Oil and gas companies are queuing in line for exploration licenses to search for shale gas in the Karoo region. Residents of the Karoo (and more recently – wider South African population) are concerned about the unproven shale gas extraction methods that could be harmful to the environment and contaminate underground water.
About shale gas and its extraction from the Karoo
Shale gas is a natural gas produced from shale, a sedimentary rock composed of mud that is a mix of flakes of clay minerals. Farmers and residents are mainly concerned with the extraction method, which is called hydraulic fracturing or fracking. During the extraction of shale gas, deep drilling is used to penetrate the ground until shale rock is struck. Chemicals, water and sand are blasted into the holes, fracturing the shale and releasing natural gas from it. Shell, Sasol, Anglo American, Falcon Oil and Gas, and Bundu Gas and Oil Exploration, are among those eyeing shale gas in the region.
The Petroleum Agency South Africa (PASA) awarded Royal Dutch Shell a TCP (Technical Co-operation Permit) for a one-year study to determine the hydrocarbon potential in parts of the Karoo Basin in 2009. In 2010, the company secured a permit to explore for shale gas over 185000km² in the Karoo, which means that more confrontations between communities and companies will continue. According to the law, the residents in the area own their land but not the minerals beneath them.
“We are very concerned about the environmental impact, especially because fracking is not regulated in South Africa,´ said Derek Light, a Graaf-Reinet lawyer representing a number of Karoo land owners and interested parties.
“It would be pretty naive if we weren’t concerned because if it happens, it’s the end of our livelihood – not only ours, but all the people we employ as well,” said Princess Irene, sister of
Queen Beatrix of the Netherlands, who owns Boplaas Nature Reserve in the Karoo. Princess Irene spoke to Carte Blanche (the programme aired on 20 February 2011). Unlike some of the Dutch royal family, Princess Irene does not own a stake in the oil giant Shell and she is vocal about her opposition to shale gas exploration in the area.

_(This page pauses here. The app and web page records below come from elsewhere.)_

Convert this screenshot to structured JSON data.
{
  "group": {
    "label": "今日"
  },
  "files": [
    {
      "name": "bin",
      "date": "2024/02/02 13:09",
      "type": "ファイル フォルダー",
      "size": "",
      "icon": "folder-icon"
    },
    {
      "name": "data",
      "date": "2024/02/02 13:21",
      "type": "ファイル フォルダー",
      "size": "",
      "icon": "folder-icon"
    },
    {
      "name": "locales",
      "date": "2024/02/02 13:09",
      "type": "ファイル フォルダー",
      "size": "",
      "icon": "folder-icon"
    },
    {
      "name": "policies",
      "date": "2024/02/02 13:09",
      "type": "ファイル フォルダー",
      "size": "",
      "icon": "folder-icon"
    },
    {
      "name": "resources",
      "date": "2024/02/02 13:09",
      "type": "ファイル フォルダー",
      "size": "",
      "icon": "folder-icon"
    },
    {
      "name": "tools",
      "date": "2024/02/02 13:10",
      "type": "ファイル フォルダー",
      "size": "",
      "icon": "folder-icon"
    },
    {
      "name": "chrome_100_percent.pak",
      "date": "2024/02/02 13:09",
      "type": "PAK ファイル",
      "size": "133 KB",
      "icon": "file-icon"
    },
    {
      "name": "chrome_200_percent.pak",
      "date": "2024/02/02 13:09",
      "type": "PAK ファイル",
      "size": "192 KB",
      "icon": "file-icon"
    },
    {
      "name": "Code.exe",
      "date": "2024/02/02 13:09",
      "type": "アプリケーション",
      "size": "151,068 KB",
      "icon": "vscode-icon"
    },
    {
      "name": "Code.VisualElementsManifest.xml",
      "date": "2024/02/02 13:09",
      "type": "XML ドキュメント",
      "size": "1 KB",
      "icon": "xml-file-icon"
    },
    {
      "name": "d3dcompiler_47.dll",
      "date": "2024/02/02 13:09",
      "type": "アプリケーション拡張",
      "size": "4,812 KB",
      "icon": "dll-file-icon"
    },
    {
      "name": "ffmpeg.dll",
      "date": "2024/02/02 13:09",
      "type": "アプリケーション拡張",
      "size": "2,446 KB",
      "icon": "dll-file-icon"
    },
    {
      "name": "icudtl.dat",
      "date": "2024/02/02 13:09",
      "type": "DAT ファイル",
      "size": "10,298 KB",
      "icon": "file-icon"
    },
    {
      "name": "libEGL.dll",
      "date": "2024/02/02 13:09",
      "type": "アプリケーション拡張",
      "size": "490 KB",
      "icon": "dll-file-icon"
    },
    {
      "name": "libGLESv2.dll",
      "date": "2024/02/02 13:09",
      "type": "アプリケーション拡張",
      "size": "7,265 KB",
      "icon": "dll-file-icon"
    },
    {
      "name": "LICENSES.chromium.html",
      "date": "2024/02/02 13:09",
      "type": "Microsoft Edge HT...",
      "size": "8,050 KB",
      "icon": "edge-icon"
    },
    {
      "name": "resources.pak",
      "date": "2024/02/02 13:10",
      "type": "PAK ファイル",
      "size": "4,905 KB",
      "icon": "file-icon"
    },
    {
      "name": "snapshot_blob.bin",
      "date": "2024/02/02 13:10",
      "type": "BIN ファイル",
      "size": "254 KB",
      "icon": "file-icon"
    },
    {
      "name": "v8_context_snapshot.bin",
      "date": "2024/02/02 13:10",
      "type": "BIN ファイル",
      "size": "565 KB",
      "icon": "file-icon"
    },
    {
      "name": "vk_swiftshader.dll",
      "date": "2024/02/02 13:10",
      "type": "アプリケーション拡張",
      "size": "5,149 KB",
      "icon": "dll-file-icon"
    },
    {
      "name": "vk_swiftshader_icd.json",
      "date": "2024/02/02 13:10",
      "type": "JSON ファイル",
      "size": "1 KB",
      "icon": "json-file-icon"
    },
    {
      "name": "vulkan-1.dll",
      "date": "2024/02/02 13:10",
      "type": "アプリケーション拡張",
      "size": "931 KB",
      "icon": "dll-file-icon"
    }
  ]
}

Light successfully opposed the last two exploration applications by Bundu Oil & Gas, adding that the legal process was failing the farmers and residents of the area. Carte Blanche reported that applicants have 120 days to inform and consult the public and come up with an Environmental Management Plan for a technique on-one fully understands. But the public, spread out on isolated Karoo farms, have only 30 days to respond.
Activists and opposition
In February, an action group called the Treasure the Karoo Action Group (TKAG) was formed by community members and land owners. TKAG issued a press release calling on all the current applicants to withdraw their applications for licenses to pursue shale gas mining in the Karoo.
“We further call on the Ministers of Water and Environmental Affairs and other ministries including Public Works and Tourism to become urgently and publicly involved in this issue of critical environmental importance, on the basis that the effects of fracking have the potential to permanently damage the Karoo environment,” said TKAG spokesperson and Karoo landowner Jonathan Deal. A Facebook group called “chase SHELL OIL out of the Karoo!” has also been created, with members of Earthlife commenting on the page. By the end of February, over 2000 people also signed the “Stop Fracking in the Karoo” page on Thepetitionsite.com.
Gasland, an Oscar-nominated documentary about fracking, highlights the aftermath that the messy gas drilling technique is having in the US (where the process is under fierce government scrutiny and has been banned by over 160 communities in America). The film begins and ends in Dimock, a rural area of Susquenhanna County, where methane starts to spill out of kitchen sinks and catch fire after Cabot Oil & Gas Co. start drilling wells nearby. The director of the film, Josh Fox, then begins his search to discover what shale gas drilling in America is doing to the environment and what unexpected consequences the technique may have on people.
“In most cases, the extent of environmental disasters only becomes apparent in hindsight, when it’s too late. On precious few occasions do we get an inkling of what environmental impact an activity is like to have because others have done us the dubious favour of acting as guinea pigs,” writes Andreas Spath, maanger of Idasa’s Cape Town Democracy Centre and regular columnist on News24.
The liveeco team